(Information Opens)

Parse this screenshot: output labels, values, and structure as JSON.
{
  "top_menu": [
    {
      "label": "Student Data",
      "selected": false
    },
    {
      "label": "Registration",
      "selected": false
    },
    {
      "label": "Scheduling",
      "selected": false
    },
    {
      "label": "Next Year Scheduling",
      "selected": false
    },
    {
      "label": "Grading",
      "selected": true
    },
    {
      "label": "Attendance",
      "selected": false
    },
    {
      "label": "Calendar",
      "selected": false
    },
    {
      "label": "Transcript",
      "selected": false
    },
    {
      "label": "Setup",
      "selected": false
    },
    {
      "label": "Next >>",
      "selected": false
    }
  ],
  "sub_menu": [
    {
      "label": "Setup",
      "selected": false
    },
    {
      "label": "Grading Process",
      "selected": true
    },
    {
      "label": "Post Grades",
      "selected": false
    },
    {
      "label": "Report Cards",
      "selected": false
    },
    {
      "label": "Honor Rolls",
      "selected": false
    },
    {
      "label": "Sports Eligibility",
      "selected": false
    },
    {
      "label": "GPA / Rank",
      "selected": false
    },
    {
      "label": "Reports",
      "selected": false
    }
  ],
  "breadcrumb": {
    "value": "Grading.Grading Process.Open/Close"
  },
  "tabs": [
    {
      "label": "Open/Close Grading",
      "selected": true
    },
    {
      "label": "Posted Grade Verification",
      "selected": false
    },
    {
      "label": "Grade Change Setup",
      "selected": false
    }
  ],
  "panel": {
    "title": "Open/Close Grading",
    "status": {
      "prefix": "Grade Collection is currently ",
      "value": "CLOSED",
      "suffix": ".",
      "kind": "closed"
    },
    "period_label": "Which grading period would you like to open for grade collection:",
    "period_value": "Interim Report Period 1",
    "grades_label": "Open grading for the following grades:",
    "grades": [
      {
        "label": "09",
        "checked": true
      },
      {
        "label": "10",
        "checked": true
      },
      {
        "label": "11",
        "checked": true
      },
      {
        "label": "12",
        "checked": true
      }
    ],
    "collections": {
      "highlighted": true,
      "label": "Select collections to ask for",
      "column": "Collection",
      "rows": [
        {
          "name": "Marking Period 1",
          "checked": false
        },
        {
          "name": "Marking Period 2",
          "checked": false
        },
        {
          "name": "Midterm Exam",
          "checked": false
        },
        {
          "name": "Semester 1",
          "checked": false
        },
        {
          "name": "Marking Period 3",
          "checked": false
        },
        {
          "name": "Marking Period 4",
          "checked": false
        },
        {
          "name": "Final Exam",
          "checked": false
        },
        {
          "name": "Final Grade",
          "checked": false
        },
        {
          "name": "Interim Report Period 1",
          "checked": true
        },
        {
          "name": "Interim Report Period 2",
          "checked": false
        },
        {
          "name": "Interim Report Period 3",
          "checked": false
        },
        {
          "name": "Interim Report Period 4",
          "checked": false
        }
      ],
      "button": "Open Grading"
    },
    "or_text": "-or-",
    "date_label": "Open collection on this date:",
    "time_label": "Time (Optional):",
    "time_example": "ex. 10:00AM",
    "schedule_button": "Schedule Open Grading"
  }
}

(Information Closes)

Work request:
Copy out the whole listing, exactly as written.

Task output:
Parse this screenshot: output labels, values, and structure as JSON.
{
  "top_menu": [
    {
      "label": "Student Data",
      "selected": false
    },
    {
      "label": "Registration",
      "selected": false
    },
    {
      "label": "Scheduling",
      "selected": false
    },
    {
      "label": "Next Year Scheduling",
      "selected": false
    },
    {
      "label": "Grading",
      "selected": true
    },
    {
      "label": "Attendance",
      "selected": false
    },
    {
      "label": "Calendar",
      "selected": false
    },
    {
      "label": "Transcript",
      "selected": false
    },
    {
      "label": "Setup",
      "selected": false
    },
    {
      "label": "Next >>",
      "selected": false
    }
  ],
  "sub_menu": [
    {
      "label": "Setup",
      "selected": false
    },
    {
      "label": "Grading Process",
      "selected": true
    },
    {
      "label": "Post Grades",
      "selected": false
    },
    {
      "label": "Report Cards",
      "selected": false
    },
    {
      "label": "Honor Rolls",
      "selected": false
    },
    {
      "label": "Sports Eligibility",
      "selected": false
    },
    {
      "label": "GPA / Rank",
      "selected": false
    },
    {
      "label": "Reports",
      "selected": false
    }
  ],
  "breadcrumb": {
    "value": "Grading.Grading Process.Open/Close"
  },
  "tabs": [
    {
      "label": "Open/Close Grading",
      "selected": true
    },
    {
      "label": "Posted Grade Verification",
      "selected": false
    },
    {
      "label": "Grade Change Setup",
      "selected": false
    }
  ],
  "panel": {
    "title": "Open/Close Grading",
    "status": {
      "prefix": "Grade Collection is currently ",
      "value": "CLOSED",
      "suffix": ".",
      "kind": "closed"
    },
    "period_label": "Which grading period would you like to open for grade collection:",
    "period_value": "Interim Report Period 1",
    "grades_label": "Open grading for the following grades:",
    "grades": [
      {
        "label": "09",
        "checked": true
      },
      {
        "label": "10",
        "checked": true
      },
      {
        "label": "11",
        "checked": true
      },
      {
        "label": "12",
        "checked": true
      }
    ],
    "collections": {
      "highlighted": true,
      "label": "Select collections to ask for",
      "column": "Collection",
      "rows": [
        {
          "name": "Marking Period 1",
          "checked": false
        },
        {
          "name": "Marking Period 2",
          "checked": false
        },
        {
          "name": "Midterm Exam",
          "checked": false
        },
        {
          "name": "Semester 1",
          "checked": false
        },
        {
          "name": "Marking Period 3",
          "checked": false
        },
        {
          "name": "Marking Period 4",
          "checked": false
        },
        {
          "name": "Final Exam",
          "checked": false
        },
        {
          "name": "Final Grade",
          "checked": false
        },
        {
          "name": "Interim Report Period 1",
          "checked": true
        },
        {
          "name": "Interim Report Period 2",
          "checked": false
        },
        {
          "name": "Interim Report Period 3",
          "checked": false
        },
        {
          "name": "Interim Report Period 4",
          "checked": false
        }
      ],
      "button": "Open Grading"
    },
    "or_text": "-or-",
    "date_label": "Open collection on this date:",
    "time_label": "Time (Optional):",
    "time_example": "ex. 10:00AM",
    "schedule_button": "Schedule Open Grading"
  }
}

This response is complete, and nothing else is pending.